Energy Information Agency reports that the offshore wind energy market is poised for further expansion
The Energy Information Agency has released a new report highlighting the strong growth that the clean energy sector saw in the United States in 2016. Notably, offshore wind energy has experienced a magnificent year of growth and support, particularly along the East Coast, where offshore projects have established a significant presence. The United States is home to a great deal of offshore wind potential, but the country only began seeking to tap into its offshore wind energy resources in earnest in 2016.
Report highlights the benefits of the first offshore wind farm to begin operation in the US
According to the report from the Energy Information Agency, the Block Island Wind Farm, the first offshore wind energy system to begin generating electricity in the United States, has completely replaced the diesel-based power systems that have been in use for years in Block Island, which is off the coast of Rhode Island. Those living on the island had long paid heavily for the electricity they consumer, with the Wall Street Journal reporting that in 1998, residents were among those paying the most for their electricity throughout the entire country. Now, these residents will be able to enjoy the benefits of falling energy rates due to the Block Island Wind Farm.
Offshore projects will continue facing challenges as they encounter hurdles from the federal government
The federal government has shown a strong interest on offshore wind energy and may play a major role in this growing market in the coming years. Typically, state borders extend only three nautical miles from the coast. After this point, sea territory becomes the responsibility of the federal government. In order to foster the growth of the offshore wind energy market, the federal government began offering leases for projects in 2013. Approximately 165,000 acres of sea territory off the coasts of Massachusetts and Rhode Island have been auctioned off, with many wind developers now conducting surveys on how best to build their offshore projects.

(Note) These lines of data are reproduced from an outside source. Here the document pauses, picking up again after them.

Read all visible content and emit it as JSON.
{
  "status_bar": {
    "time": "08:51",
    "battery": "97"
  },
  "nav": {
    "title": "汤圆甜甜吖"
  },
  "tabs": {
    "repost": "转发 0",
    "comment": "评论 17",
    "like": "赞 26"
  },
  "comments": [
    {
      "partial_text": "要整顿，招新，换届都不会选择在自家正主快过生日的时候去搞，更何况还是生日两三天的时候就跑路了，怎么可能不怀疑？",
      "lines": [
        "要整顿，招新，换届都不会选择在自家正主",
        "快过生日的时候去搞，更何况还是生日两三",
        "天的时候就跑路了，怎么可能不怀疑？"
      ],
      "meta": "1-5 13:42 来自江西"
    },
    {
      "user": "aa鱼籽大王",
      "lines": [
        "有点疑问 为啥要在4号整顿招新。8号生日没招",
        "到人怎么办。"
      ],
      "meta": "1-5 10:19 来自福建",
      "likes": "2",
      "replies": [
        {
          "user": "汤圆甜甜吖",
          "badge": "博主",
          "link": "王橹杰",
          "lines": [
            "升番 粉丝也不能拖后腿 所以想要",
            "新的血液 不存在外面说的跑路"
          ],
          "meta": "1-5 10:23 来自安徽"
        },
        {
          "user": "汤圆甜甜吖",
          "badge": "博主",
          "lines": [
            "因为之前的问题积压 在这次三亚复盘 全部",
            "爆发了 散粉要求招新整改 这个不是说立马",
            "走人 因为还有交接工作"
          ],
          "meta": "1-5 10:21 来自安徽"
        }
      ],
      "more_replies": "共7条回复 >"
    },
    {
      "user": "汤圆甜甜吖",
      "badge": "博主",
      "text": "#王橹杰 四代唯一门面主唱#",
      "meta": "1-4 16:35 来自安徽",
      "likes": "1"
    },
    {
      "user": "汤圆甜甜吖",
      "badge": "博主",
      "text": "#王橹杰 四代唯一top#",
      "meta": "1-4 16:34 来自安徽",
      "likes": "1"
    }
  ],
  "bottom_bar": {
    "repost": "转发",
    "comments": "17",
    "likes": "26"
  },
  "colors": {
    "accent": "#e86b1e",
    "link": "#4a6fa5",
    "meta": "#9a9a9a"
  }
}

Offshore wind energy may secure major support from the private sector if the federal government loses interest in this sector
Offshore wind energy is a rapidly growing sector, but it still faces major challenges, the most significant of which may actually become more pronounced in the coming years. Offshore projects tend to be very expensive and represent logistical challenges that make their development very difficult. Moreover, the costs and potential environmental impact of offshore projects have made them somewhat unpopular with governments, particularly in the United States. Incoming President-elect Donald Trump has been quite outspoken with his distaste for wind power, going so far as to call wind turbines “monstrous” in terms of appearance. Whether the federal government will continue its support for wind power, both onshore and off, is currently uncertain, but the economic benefits of this form of clear power may secure strong support within the private sector.